A critical moment in Pittsburgh's development
The City of Pittsburgh is developing new models for energy infrastructure and performance. With a city of just over 300,000 people at the center of a region of 2.5 million people, Pittsburgh has already begun to experience the effects of climate change with harsher winters, hotter summers, record setting precipitation, and increased numbers of invasive species. Coordinated, concentrated, and comprehensive carbon mitigation action is needed to reduce the severity of regional impacts and to prepare for a future with a low carbon economy.
To address these challenges, Pittsburgh has created a Climate Action Plan, a neighborhood planning program, and is embarking on a citywide comprehensive plan, among other policies, to address the climate crisis through reducing pollution, improving access to healthy food, and integrating the environment into daily decisions. Pittsburgh is aiming high. It plans to halve its carbon emissions by 2030, only ten years from today. This ambitious strategy includes the implementation of district energy systems for both heating and cooling as well as an increase in electric vehicles, the decarbonization of electricity, upgrades to existing buildings and incentives to promote an active public transit system.
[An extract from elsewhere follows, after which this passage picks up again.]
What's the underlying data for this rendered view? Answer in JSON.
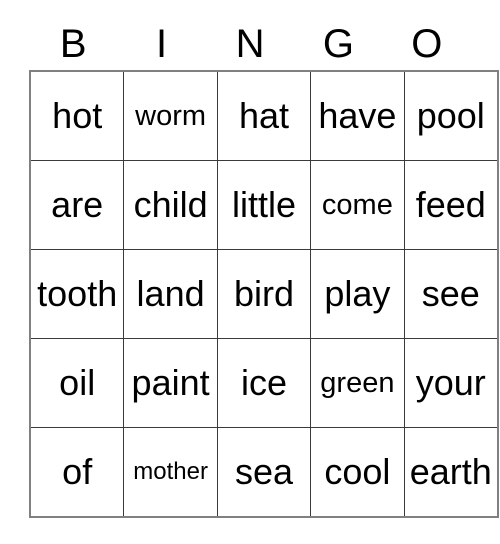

Learning from others, leading by example
The City of Pittsburgh has partnered with cities throughout the US, North America, and the world to understand what has worked elsewhere and can be a part of Pittsburgh's energy future. Most recently, the City of Pittsburgh signed an agreement with the Danish City of Aarhus and the Danish Embassy to share strategy and information on each city's respective work on climate and energy. The City of Aarhus is a global leader in decarbonization and identifying related industries as a core component of their economic growth. During 2020, the Danish District Energy Advisory in Washington DC provided district energy planners to work with Department of City Planning staff to develop a five year energy agenda that will be shared on this page as it is developed.
The Department of City Planning (DCP) and our partner agencies and departments are in the process of working with institutions and organizations across Pittsburgh to incorporate energy into strategy, policy, legislation, and regulatory tools including the Zoning Code that are key components on energy delivery infrastructure. These changes should support infrastructure for district heating systems, installation of solar PV, and better insulation of homes. These efforts will improve the efficiency of local heating and cooling systems and make homes more efficient and comfortable while reducing carbon emissions and improving air quality. This work will also support job creation by prioritizing sustainability in new public and private investments in sectors related to high performing buildings, resilient infrastructure, and renewable energy systems.
Prioritizing district energy
District Energy (DE) has existed in Pittsburgh for more than one hundred years with little involvement from City Government. Over the last 5-6 years, the City has undertaken strategic planning initiatives, leading to the most recent Climate Action Plan 3.0 that recognizes the importance of DE:
- As a critical tool to improve efficiency for real estate development in the most energy dense urban areas;
- Improve air quality; and
- Reduce energy burden for residents.